Work to complete:
Each entry is to be given again word for word; images are dropped.
= Beginning of Section =
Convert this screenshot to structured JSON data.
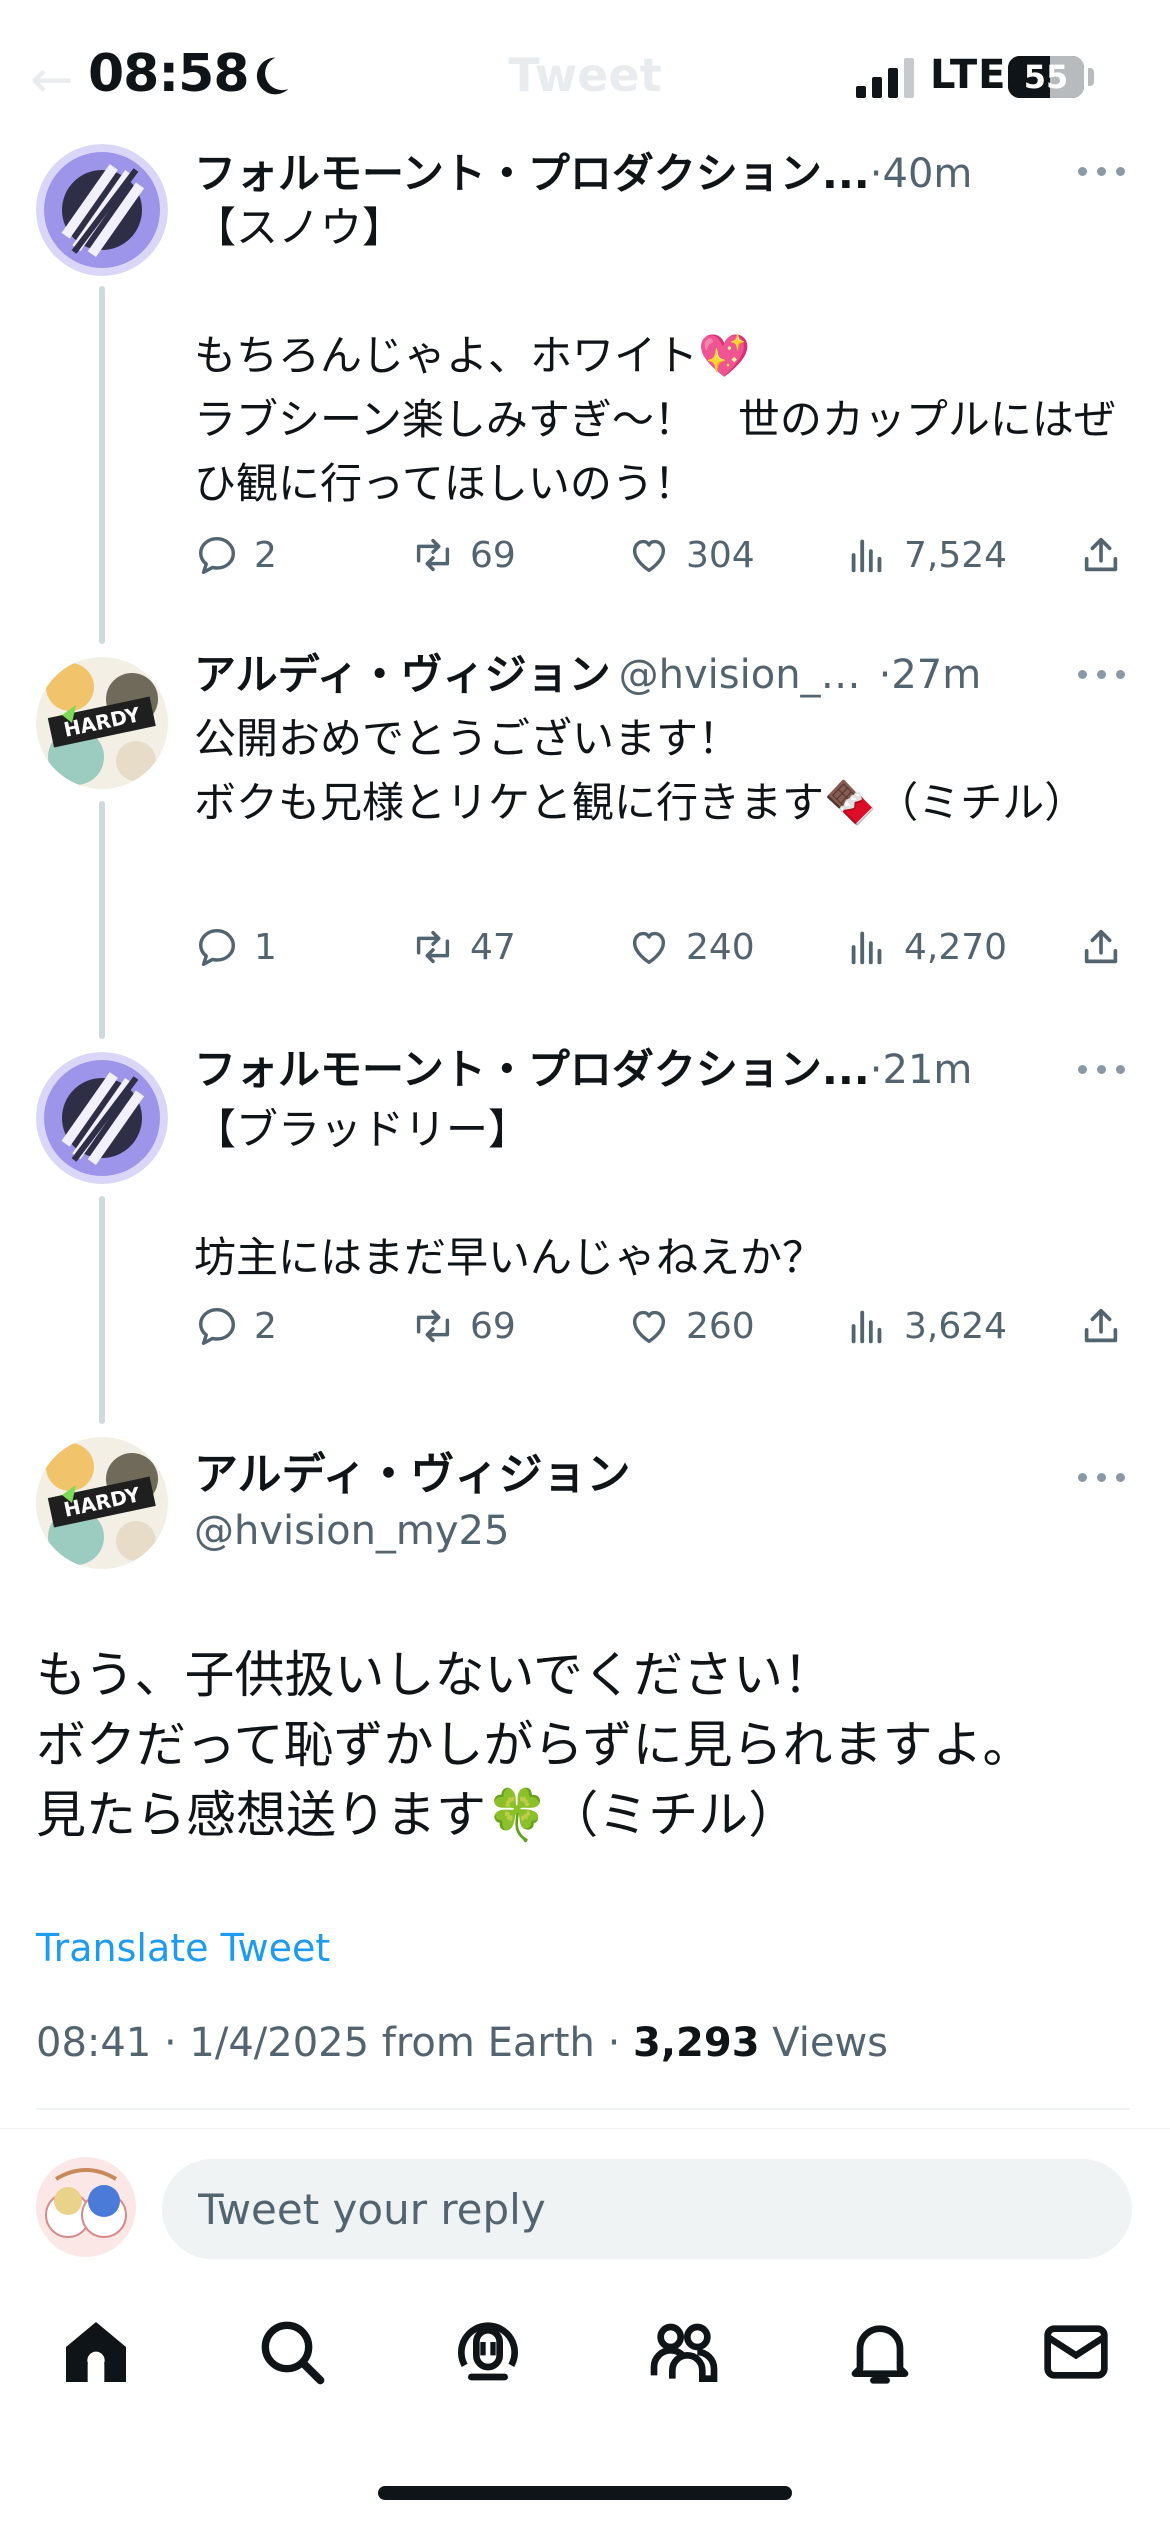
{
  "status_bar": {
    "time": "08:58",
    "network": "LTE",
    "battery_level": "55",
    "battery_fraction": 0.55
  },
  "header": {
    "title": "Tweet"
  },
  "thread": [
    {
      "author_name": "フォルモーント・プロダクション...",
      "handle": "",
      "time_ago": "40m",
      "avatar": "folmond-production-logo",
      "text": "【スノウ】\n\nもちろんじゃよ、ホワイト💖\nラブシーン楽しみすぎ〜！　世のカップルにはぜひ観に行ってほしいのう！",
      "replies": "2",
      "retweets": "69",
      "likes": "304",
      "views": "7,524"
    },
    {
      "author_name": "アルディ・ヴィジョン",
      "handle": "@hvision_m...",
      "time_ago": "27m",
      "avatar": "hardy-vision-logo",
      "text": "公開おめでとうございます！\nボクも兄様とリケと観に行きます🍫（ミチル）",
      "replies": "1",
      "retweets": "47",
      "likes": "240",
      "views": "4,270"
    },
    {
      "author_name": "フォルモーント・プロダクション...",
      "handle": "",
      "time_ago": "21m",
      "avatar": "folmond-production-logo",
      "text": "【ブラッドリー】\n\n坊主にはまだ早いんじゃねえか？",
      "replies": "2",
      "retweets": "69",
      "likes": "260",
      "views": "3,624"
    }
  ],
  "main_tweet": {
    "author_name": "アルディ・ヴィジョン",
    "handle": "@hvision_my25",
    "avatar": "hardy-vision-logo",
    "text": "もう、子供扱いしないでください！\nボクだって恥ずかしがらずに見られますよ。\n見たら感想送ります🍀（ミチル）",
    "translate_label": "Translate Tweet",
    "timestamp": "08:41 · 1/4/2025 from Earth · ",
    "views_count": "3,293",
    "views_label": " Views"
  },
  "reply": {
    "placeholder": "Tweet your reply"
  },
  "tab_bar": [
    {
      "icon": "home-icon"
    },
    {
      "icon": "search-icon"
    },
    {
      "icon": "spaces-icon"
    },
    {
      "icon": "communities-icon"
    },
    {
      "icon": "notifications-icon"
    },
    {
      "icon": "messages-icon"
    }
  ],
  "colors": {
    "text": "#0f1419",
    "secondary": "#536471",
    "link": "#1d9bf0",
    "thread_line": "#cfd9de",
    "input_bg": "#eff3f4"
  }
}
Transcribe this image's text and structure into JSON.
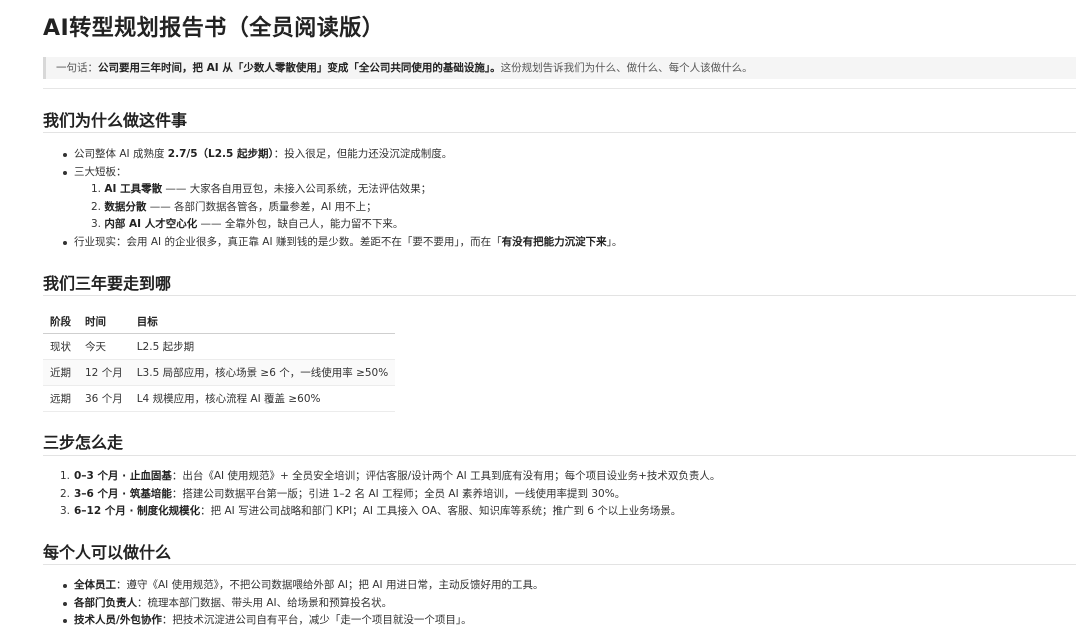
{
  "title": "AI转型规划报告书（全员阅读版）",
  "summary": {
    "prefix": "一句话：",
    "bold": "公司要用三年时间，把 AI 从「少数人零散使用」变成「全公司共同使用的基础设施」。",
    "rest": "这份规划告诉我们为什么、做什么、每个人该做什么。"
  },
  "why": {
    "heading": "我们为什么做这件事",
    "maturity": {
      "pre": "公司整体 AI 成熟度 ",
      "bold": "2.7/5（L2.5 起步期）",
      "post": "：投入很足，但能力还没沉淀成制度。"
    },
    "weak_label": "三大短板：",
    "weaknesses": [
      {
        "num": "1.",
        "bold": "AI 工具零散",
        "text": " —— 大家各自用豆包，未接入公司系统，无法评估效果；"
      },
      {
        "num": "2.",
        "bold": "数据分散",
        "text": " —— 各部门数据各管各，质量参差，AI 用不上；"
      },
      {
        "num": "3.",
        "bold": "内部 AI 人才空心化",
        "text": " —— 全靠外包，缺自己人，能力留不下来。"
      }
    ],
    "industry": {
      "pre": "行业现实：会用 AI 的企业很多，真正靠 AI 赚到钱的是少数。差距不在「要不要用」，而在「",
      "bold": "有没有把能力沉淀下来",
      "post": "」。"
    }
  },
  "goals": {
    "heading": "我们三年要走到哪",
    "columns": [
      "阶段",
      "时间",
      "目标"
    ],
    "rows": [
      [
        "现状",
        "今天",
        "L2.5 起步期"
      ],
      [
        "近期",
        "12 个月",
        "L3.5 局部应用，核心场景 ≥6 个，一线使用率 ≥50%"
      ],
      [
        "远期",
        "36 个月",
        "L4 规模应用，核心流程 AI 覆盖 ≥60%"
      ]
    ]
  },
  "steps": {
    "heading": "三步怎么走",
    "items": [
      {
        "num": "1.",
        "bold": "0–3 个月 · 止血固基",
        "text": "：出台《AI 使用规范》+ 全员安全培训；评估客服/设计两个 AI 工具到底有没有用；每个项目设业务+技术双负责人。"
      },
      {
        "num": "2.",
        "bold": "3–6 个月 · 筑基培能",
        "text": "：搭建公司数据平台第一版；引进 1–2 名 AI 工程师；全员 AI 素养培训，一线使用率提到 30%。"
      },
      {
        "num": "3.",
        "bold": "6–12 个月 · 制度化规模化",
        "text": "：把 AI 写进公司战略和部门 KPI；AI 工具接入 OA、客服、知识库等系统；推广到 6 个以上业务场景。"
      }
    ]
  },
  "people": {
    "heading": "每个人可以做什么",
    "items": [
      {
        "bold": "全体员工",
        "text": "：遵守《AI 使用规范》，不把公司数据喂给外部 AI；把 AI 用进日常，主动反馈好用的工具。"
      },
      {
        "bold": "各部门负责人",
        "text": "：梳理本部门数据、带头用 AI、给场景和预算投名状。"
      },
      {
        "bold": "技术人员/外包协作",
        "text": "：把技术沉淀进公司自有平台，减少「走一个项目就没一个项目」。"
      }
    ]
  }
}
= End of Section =
Written reply:
Convert this screenshot to structured JSON data.
{
  "status_bar": {
    "time": "08:58",
    "network": "LTE",
    "battery_level": "55",
    "battery_fraction": 0.55
  },
  "header": {
    "title": "Tweet"
  },
  "thread": [
    {
      "author_name": "フォルモーント・プロダクション...",
      "handle": "",
      "time_ago": "40m",
      "avatar": "folmond-production-logo",
      "text": "【スノウ】\n\nもちろんじゃよ、ホワイト💖\nラブシーン楽しみすぎ〜！　世のカップルにはぜひ観に行ってほしいのう！",
      "replies": "2",
      "retweets": "69",
      "likes": "304",
      "views": "7,524"
    },
    {
      "author_name": "アルディ・ヴィジョン",
      "handle": "@hvision_m...",
      "time_ago": "27m",
      "avatar": "hardy-vision-logo",
      "text": "公開おめでとうございます！\nボクも兄様とリケと観に行きます🍫（ミチル）",
      "replies": "1",
      "retweets": "47",
      "likes": "240",
      "views": "4,270"
    },
    {
      "author_name": "フォルモーント・プロダクション...",
      "handle": "",
      "time_ago": "21m",
      "avatar": "folmond-production-logo",
      "text": "【ブラッドリー】\n\n坊主にはまだ早いんじゃねえか？",
      "replies": "2",
      "retweets": "69",
      "likes": "260",
      "views": "3,624"
    }
  ],
  "main_tweet": {
    "author_name": "アルディ・ヴィジョン",
    "handle": "@hvision_my25",
    "avatar": "hardy-vision-logo",
    "text": "もう、子供扱いしないでください！\nボクだって恥ずかしがらずに見られますよ。\n見たら感想送ります🍀（ミチル）",
    "translate_label": "Translate Tweet",
    "timestamp": "08:41 · 1/4/2025 from Earth · ",
    "views_count": "3,293",
    "views_label": " Views"
  },
  "reply": {
    "placeholder": "Tweet your reply"
  },
  "tab_bar": [
    {
      "icon": "home-icon"
    },
    {
      "icon": "search-icon"
    },
    {
      "icon": "spaces-icon"
    },
    {
      "icon": "communities-icon"
    },
    {
      "icon": "notifications-icon"
    },
    {
      "icon": "messages-icon"
    }
  ],
  "colors": {
    "text": "#0f1419",
    "secondary": "#536471",
    "link": "#1d9bf0",
    "thread_line": "#cfd9de",
    "input_bg": "#eff3f4"
  }
}
Transcribe this image's text and structure into JSON.
{
  "title": "AI转型规划报告书（全员阅读版）",
  "summary": {
    "prefix": "一句话：",
    "bold": "公司要用三年时间，把 AI 从「少数人零散使用」变成「全公司共同使用的基础设施」。",
    "rest": "这份规划告诉我们为什么、做什么、每个人该做什么。"
  },
  "why": {
    "heading": "我们为什么做这件事",
    "maturity": {
      "pre": "公司整体 AI 成熟度 ",
      "bold": "2.7/5（L2.5 起步期）",
      "post": "：投入很足，但能力还没沉淀成制度。"
    },
    "weak_label": "三大短板：",
    "weaknesses": [
      {
        "num": "1.",
        "bold": "AI 工具零散",
        "text": " —— 大家各自用豆包，未接入公司系统，无法评估效果；"
      },
      {
        "num": "2.",
        "bold": "数据分散",
        "text": " —— 各部门数据各管各，质量参差，AI 用不上；"
      },
      {
        "num": "3.",
        "bold": "内部 AI 人才空心化",
        "text": " —— 全靠外包，缺自己人，能力留不下来。"
      }
    ],
    "industry": {
      "pre": "行业现实：会用 AI 的企业很多，真正靠 AI 赚到钱的是少数。差距不在「要不要用」，而在「",
      "bold": "有没有把能力沉淀下来",
      "post": "」。"
    }
  },
  "goals": {
    "heading": "我们三年要走到哪",
    "columns": [
      "阶段",
      "时间",
      "目标"
    ],
    "rows": [
      [
        "现状",
        "今天",
        "L2.5 起步期"
      ],
      [
        "近期",
        "12 个月",
        "L3.5 局部应用，核心场景 ≥6 个，一线使用率 ≥50%"
      ],
      [
        "远期",
        "36 个月",
        "L4 规模应用，核心流程 AI 覆盖 ≥60%"
      ]
    ]
  },
  "steps": {
    "heading": "三步怎么走",
    "items": [
      {
        "num": "1.",
        "bold": "0–3 个月 · 止血固基",
        "text": "：出台《AI 使用规范》+ 全员安全培训；评估客服/设计两个 AI 工具到底有没有用；每个项目设业务+技术双负责人。"
      },
      {
        "num": "2.",
        "bold": "3–6 个月 · 筑基培能",
        "text": "：搭建公司数据平台第一版；引进 1–2 名 AI 工程师；全员 AI 素养培训，一线使用率提到 30%。"
      },
      {
        "num": "3.",
        "bold": "6–12 个月 · 制度化规模化",
        "text": "：把 AI 写进公司战略和部门 KPI；AI 工具接入 OA、客服、知识库等系统；推广到 6 个以上业务场景。"
      }
    ]
  },
  "people": {
    "heading": "每个人可以做什么",
    "items": [
      {
        "bold": "全体员工",
        "text": "：遵守《AI 使用规范》，不把公司数据喂给外部 AI；把 AI 用进日常，主动反馈好用的工具。"
      },
      {
        "bold": "各部门负责人",
        "text": "：梳理本部门数据、带头用 AI、给场景和预算投名状。"
      },
      {
        "bold": "技术人员/外包协作",
        "text": "：把技术沉淀进公司自有平台，减少「走一个项目就没一个项目」。"
      }
    ]
  }
}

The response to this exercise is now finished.